In fiscal year 2011, federal expenditures for the Supplemental Nutrition Assistance Program (SNAP, formerly known as Food Stamps)—$78 billion—and participation in the program were the highest they have ever been. In an average month that year, about one in seven U.S. residents received SNAP benefits.
In a report issued today, CBO describes the program, its beneficiaries, recent trends in participation and spending, and some possible approaches to changing how it operates. To provide a handy summary of some of the most pertinent information about SNAP, CBO also published an infographic on SNAP.
What Are Some Characteristics of SNAP Beneficiaries?
In 2010, about three out of four SNAP households included a child, a person age 60 or older, or a disabled person. Most people who received SNAP benefits lived in households with very low income, about $8,800 per year on average in that year. The average monthly SNAP benefit per household was $287, or $4.30 per person per day. On average, SNAP benefits boosted gross monthly income by 39 percent for all participating households and by 45 percent for households with children.

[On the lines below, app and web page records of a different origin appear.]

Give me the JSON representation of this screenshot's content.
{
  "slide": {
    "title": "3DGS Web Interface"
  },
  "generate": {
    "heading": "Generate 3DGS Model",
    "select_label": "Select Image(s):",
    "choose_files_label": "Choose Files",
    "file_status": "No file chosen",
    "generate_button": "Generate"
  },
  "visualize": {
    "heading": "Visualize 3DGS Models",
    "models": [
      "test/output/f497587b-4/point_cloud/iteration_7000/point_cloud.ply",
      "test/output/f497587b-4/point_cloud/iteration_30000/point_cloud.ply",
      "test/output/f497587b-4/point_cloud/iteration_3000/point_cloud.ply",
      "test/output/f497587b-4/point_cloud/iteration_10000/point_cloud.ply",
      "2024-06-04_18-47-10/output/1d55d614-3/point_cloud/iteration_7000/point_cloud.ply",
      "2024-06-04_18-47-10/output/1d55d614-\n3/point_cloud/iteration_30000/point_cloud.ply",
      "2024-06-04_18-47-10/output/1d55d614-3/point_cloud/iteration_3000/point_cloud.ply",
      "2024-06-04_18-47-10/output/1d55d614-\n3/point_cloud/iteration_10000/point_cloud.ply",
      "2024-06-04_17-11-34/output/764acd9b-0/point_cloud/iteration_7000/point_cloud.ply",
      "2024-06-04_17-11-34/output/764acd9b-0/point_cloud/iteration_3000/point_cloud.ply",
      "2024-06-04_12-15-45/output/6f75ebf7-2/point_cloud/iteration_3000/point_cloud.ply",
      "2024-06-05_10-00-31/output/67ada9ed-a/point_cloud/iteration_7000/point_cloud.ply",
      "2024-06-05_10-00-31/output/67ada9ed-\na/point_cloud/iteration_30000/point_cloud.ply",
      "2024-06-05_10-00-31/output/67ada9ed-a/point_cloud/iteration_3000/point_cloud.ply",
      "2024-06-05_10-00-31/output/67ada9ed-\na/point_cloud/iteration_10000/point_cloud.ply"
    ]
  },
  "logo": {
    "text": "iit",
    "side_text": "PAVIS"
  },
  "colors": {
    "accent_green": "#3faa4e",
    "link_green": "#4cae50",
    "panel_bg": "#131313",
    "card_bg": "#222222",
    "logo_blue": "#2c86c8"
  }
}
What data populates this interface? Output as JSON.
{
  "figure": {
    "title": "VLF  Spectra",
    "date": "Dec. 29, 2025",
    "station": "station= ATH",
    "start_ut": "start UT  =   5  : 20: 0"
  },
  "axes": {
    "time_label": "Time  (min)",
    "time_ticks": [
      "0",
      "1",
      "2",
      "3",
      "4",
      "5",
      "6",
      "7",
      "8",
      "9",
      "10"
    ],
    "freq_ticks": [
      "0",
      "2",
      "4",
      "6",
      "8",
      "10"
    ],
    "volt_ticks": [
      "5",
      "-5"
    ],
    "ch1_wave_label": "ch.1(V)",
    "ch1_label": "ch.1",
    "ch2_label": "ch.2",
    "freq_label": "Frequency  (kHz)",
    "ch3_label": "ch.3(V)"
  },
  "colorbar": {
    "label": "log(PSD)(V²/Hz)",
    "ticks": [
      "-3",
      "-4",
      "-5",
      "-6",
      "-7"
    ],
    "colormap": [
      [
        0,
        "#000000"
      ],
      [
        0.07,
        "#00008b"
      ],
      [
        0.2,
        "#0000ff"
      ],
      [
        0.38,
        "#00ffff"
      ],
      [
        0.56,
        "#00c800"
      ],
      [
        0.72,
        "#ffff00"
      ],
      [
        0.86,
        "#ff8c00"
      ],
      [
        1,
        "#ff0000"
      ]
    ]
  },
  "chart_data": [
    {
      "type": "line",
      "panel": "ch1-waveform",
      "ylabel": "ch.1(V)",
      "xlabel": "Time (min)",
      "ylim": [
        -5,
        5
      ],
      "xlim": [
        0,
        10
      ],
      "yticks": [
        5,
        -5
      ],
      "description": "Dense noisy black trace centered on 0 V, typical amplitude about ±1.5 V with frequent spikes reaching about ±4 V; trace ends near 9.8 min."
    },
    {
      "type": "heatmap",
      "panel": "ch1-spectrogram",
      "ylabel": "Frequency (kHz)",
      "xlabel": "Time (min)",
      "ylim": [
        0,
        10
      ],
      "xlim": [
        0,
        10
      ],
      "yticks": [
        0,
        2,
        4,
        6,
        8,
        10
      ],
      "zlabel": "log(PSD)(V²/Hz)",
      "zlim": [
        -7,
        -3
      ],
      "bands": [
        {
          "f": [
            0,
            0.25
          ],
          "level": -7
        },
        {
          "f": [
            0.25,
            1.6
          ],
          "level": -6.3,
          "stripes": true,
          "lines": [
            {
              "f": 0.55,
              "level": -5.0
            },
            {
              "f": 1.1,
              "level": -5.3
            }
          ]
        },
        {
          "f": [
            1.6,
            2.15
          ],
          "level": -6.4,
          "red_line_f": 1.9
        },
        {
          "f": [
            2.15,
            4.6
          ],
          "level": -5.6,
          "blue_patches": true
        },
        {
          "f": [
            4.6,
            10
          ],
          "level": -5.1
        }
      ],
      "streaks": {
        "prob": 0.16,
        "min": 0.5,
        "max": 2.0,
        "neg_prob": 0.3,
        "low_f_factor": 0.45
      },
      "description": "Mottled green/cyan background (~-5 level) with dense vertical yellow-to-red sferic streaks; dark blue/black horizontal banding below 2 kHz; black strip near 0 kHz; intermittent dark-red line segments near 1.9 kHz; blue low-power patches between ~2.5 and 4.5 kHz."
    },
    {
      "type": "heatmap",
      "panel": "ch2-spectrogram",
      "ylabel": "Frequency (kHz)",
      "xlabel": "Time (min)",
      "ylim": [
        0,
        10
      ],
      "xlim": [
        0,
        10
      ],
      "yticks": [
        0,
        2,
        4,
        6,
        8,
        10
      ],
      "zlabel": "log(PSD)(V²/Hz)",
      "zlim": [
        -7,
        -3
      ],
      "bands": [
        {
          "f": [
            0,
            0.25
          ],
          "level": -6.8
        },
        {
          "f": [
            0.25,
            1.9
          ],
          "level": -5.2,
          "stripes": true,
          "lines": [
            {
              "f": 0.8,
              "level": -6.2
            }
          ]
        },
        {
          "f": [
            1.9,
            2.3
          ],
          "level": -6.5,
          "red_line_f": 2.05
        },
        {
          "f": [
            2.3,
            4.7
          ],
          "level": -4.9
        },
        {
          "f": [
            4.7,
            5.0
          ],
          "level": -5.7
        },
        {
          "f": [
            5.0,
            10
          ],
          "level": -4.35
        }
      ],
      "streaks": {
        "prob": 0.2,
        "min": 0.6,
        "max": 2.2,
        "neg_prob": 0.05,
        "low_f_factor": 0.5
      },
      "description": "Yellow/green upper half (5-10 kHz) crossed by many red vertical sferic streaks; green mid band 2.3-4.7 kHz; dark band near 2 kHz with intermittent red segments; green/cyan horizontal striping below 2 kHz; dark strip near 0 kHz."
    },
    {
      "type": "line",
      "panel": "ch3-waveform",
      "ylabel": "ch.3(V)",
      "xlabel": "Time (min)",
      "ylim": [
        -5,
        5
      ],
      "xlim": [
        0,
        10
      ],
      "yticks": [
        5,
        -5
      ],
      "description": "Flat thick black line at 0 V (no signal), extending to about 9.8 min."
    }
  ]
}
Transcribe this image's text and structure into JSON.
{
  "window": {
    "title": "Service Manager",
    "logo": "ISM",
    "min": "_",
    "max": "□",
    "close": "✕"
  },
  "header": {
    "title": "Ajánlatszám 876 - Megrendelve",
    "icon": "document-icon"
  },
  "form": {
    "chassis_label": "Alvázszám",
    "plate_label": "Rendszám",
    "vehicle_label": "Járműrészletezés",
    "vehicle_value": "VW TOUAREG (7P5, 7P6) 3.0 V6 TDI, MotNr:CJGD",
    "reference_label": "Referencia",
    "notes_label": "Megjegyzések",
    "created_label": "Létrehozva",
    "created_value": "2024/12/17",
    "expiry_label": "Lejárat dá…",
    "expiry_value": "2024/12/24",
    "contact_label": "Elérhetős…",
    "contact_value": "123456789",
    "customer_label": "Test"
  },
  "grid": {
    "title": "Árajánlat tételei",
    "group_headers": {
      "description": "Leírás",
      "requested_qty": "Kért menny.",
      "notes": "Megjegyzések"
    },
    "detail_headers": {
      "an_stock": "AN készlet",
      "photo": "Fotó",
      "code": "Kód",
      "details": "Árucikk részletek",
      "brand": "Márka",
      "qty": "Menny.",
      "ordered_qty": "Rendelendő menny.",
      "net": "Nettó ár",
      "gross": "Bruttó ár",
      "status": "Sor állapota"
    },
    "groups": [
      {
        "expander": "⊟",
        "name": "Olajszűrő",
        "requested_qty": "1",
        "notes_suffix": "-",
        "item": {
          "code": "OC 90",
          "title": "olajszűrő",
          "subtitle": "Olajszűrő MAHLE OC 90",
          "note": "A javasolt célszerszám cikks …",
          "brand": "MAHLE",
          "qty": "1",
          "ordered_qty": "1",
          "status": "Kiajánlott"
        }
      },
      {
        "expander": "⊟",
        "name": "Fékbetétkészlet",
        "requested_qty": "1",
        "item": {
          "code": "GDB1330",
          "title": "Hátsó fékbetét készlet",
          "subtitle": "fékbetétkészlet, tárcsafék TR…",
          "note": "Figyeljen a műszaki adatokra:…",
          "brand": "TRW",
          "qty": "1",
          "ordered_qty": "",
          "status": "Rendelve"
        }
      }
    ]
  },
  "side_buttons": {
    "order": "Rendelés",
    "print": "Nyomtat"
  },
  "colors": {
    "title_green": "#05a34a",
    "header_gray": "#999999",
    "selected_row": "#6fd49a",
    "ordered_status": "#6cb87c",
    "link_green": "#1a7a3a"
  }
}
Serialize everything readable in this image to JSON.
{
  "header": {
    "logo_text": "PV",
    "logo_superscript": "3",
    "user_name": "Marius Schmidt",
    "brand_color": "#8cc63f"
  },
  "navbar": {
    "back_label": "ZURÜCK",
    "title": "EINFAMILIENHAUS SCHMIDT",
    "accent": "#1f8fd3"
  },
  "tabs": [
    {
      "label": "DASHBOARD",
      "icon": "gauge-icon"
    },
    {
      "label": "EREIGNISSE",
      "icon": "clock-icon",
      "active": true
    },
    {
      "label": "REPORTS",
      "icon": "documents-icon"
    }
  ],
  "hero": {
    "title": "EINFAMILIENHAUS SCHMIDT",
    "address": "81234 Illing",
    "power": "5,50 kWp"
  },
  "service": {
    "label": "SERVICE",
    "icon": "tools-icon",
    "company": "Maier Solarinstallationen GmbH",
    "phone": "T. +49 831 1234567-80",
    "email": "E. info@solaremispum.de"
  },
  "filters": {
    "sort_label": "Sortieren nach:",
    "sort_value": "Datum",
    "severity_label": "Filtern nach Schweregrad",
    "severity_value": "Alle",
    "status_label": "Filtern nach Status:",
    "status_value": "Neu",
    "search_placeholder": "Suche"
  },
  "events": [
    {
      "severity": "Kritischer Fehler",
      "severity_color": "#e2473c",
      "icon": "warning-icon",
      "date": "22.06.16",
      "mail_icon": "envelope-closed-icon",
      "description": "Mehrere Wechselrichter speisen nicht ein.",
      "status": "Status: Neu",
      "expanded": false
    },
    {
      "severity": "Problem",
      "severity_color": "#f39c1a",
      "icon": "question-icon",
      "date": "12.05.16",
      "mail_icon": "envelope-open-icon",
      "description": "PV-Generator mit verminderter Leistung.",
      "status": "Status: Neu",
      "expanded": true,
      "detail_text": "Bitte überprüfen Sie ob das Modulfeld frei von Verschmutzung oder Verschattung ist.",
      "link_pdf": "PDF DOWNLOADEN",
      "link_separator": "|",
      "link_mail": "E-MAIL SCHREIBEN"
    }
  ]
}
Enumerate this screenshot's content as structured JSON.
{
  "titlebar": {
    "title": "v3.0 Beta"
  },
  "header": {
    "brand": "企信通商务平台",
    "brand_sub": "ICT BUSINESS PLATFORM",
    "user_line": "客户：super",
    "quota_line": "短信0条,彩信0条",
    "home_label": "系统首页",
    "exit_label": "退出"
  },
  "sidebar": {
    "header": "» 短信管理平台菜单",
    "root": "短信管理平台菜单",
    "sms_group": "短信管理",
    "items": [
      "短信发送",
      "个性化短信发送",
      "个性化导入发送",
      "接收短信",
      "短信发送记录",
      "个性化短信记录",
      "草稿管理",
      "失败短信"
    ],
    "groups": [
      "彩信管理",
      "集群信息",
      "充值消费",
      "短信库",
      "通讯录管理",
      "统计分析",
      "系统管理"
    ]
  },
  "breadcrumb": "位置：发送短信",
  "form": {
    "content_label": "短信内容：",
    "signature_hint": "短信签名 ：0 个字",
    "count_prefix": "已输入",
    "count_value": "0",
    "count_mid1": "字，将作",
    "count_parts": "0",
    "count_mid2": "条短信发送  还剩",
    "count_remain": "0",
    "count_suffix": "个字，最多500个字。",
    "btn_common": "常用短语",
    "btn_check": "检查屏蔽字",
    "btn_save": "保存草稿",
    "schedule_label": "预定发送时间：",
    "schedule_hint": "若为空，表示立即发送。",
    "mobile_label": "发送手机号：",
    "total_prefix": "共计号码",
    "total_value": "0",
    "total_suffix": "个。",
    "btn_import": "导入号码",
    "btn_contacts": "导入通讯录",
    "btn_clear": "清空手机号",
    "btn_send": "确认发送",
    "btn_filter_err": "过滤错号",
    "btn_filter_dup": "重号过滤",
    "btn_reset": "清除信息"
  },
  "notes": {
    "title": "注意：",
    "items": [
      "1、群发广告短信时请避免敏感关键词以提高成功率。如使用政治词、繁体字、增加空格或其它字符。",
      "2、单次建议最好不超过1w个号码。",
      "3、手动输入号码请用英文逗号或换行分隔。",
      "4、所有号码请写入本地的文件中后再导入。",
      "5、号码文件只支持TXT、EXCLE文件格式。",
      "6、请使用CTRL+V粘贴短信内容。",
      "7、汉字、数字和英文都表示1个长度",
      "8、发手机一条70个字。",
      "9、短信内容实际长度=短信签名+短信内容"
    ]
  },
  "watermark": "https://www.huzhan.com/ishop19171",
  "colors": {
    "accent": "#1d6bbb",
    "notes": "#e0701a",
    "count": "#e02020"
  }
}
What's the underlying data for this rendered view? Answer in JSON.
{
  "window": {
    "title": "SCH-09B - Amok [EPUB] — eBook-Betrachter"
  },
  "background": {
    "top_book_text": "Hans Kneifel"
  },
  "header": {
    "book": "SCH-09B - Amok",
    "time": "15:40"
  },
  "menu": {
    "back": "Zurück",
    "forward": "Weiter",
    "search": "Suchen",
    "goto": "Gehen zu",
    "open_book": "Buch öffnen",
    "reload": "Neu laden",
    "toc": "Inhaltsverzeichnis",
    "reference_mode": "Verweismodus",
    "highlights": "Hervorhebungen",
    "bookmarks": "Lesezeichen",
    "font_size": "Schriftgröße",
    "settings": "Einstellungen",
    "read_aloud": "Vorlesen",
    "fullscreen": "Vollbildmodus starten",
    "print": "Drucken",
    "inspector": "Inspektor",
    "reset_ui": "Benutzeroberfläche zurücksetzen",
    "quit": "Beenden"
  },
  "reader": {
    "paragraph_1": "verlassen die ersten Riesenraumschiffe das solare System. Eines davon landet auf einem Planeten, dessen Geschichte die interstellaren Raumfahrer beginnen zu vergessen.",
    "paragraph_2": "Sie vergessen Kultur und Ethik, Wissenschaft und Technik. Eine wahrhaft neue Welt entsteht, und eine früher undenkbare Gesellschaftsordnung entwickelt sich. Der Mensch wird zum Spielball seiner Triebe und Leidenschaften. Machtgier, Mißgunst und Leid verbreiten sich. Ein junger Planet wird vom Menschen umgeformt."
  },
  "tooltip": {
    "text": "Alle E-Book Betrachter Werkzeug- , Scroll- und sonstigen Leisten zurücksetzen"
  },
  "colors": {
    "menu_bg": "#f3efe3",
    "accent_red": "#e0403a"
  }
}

How Did SNAP Participation and Spending Change Over the Past Several Years?
On average, 45 million people received SNAP benefits each month in fiscal year 2011, which represents a 70 percent increase over the roughly 26 million people (or one of every 11) who received benefits in 2007. Outlays for SNAP benefits (not including administrative costs) more than doubled during that period, from about $30 billion to $72 billion.